CS489 Computer Ethics and Social Issues (Autumn 2019)


Time: 10:30-11:45, Tuesdays and Thursdays Location: N1, Room 111


Shin Yoo shin.yoo@kaist.ac.kr Office: E3-1 Room 2405


All class announcements, as well as Q&A, will take place using a dedicated Slack workspace. You are required to join if you want to continue this course. It is strongly recommended that you install either a desktop or a mobile client, to get notifications. Actual workspace link will be provided soon.


This course is concerned with a broad range of ethical issues that are closely related to, or have their origins at, computing technology and their uses. The aim of the course is not to find the answer to these problems. Rather, we will examine them from various angles together and discuss what we can do.

Another very important apsect of this course is that we will go through concrete technology that can help us while dealing with these issues. For example, instead of just saying that privacy is important, we will also look at techniques that allow you to effetively hide your data. Instead of just saying that a society should be fair, we will look at techniques that test large software systems for fairness.


  • Active Class Participation: a non-trivial part of this course is in-class presentation and discussion. If you just sit quietly, you will not gain much from this course. Also, note that class participation is 30% of the whole grade.
  • Strong programming skills: you are required to develop an individual course project. There will be also a number of hands-on sessions where we will program together during the class.
  • Unix/Linux-savvy: you should be familiar with the usual build tools and Unix/Linux command line environments.
  • Git-aware: you will be required to submit a github repository as part of your project deliverables.
  • Ideally, a laptop you can bring to the classroom. If this becomes a problem, let me know.


  • 30% Course Participation
  • 40% Courseworks
  • 30% Course Project

Teaching Assistant

  • Jinhan Kim, jinhankim@kaist.ac.kr
  • Office hour: Tuesday 14:30-17:30 @ E3-1, Room 2443.

Lecture Schedule

These dates and topics are tentative.


Assignment 1: My Perspective on Ethics

Write a 500~1,000 words essay with the theme of “my perspective on ethics”. Feel free to choose a topic that meets the theme: you can pick a specific technical or social issue, or try to describe your broader ethical view.

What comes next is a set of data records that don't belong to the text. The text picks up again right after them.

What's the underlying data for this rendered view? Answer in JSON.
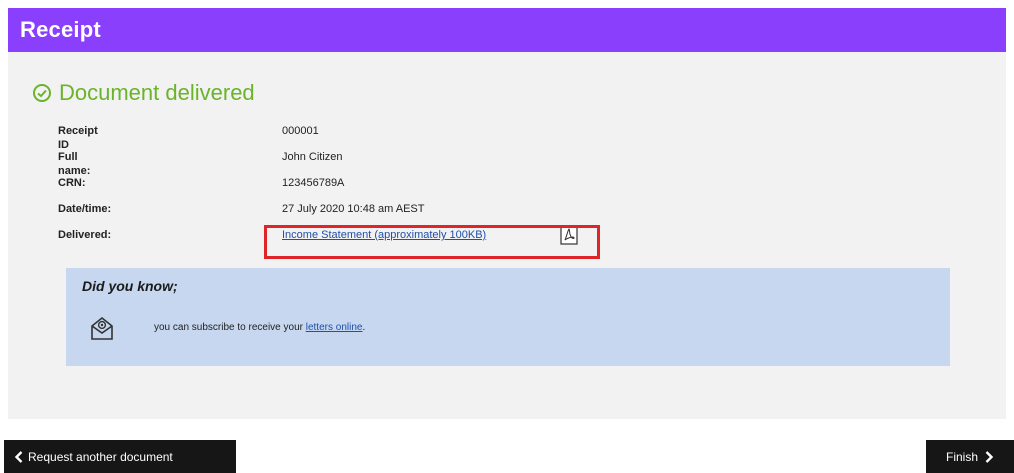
{
  "header": {
    "title": "Receipt"
  },
  "status": {
    "text": "Document delivered",
    "color": "#6bb32a"
  },
  "details": {
    "receipt_id_label": "Receipt ID",
    "receipt_id_value": "000001",
    "full_name_label": "Full name:",
    "full_name_value": "John Citizen",
    "crn_label": "CRN:",
    "crn_value": "123456789A",
    "datetime_label": "Date/time:",
    "datetime_value": "27 July 2020 10:48 am AEST",
    "delivered_label": "Delivered:",
    "delivered_link": "Income Statement (approximately 100KB)"
  },
  "info": {
    "title": "Did you know;",
    "text_before": "you can subscribe to receive your ",
    "link": "letters online",
    "text_after": "."
  },
  "buttons": {
    "back_label": "Request another document",
    "finish_label": "Finish"
  },
  "colors": {
    "header": "#8a3ffc",
    "highlight": "#e0252a",
    "info_bg": "#c6d7ef"
  },
  "icons": [
    "check-circle-icon",
    "pdf-icon",
    "mail-icon",
    "chevron-left-icon",
    "chevron-right-icon"
  ]
}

Due on 10th September. Submit a PDF via KLMS (Assignment 1).

Assignment 2: Opinion Piece #1

Write a 500~1,000 words essay after reading the following article: Inmates in Finland are training AI as part of prison labor. Your essay should explicitly state whether you support or disagree with the practice outlined in the article.

Due on 24th September. Submit a PDF via KLMS (Assignment 2).

Assignment 3: Hippocratic Oath for Computer Scientists

Some people think that computer scientists should take what corresponds to Hippocratic oath that physicians take: you can read about the argument here. Your assignment is to draft your own version of such an oath.

Due on 22nd October. Submit a PDF via KLMS (Assignment 3).

Assignment 4: Opinion Piece #2

Write a 500~1,000 words essay that either supports or rejects the following statement: “social networking and automated contents recommendation are making people more radical”. A related article can be found here. Your essay should explicitly state your view.

Due on 12th November. Submit a PDF via KLMS (Assignment 4).

Assignment 5: Universal Basic Income

Write a 500~1,000 words essay detailing your thoughts about Universal Basic Income. Do thorough background research so that you can back your claim (pro or against) as much as possible.

Due on 3rd December. Submit a PDF via KLMS (Assignment 5).

Project Aim

The aim of the ter project is to put the practical knowledge obtained during the course to an actual use. Any project topic is acceptable, as long as it directly touches on the theme of ethics.

  • You can develop an app (e.g., Ethical Decision Making AppStore, Google Play).
  • You can write tools/frameworks that promote/implement certain ethical issues (e.g., secure deep learning using homomorphic encryption) and evaluate it empirically.
  • You can design a human experiment about a topic related to ethics (e.g., something akin to The Moral Machine).

Choices are endless, but it has to involve some technical depths. There will be an opportunity to present the initial ideas and get feedback (Project sales pitch sessions).

This list is not an obligation, but contains highly recommended readings if you want to widen your views around the issues we will handle throughout the course.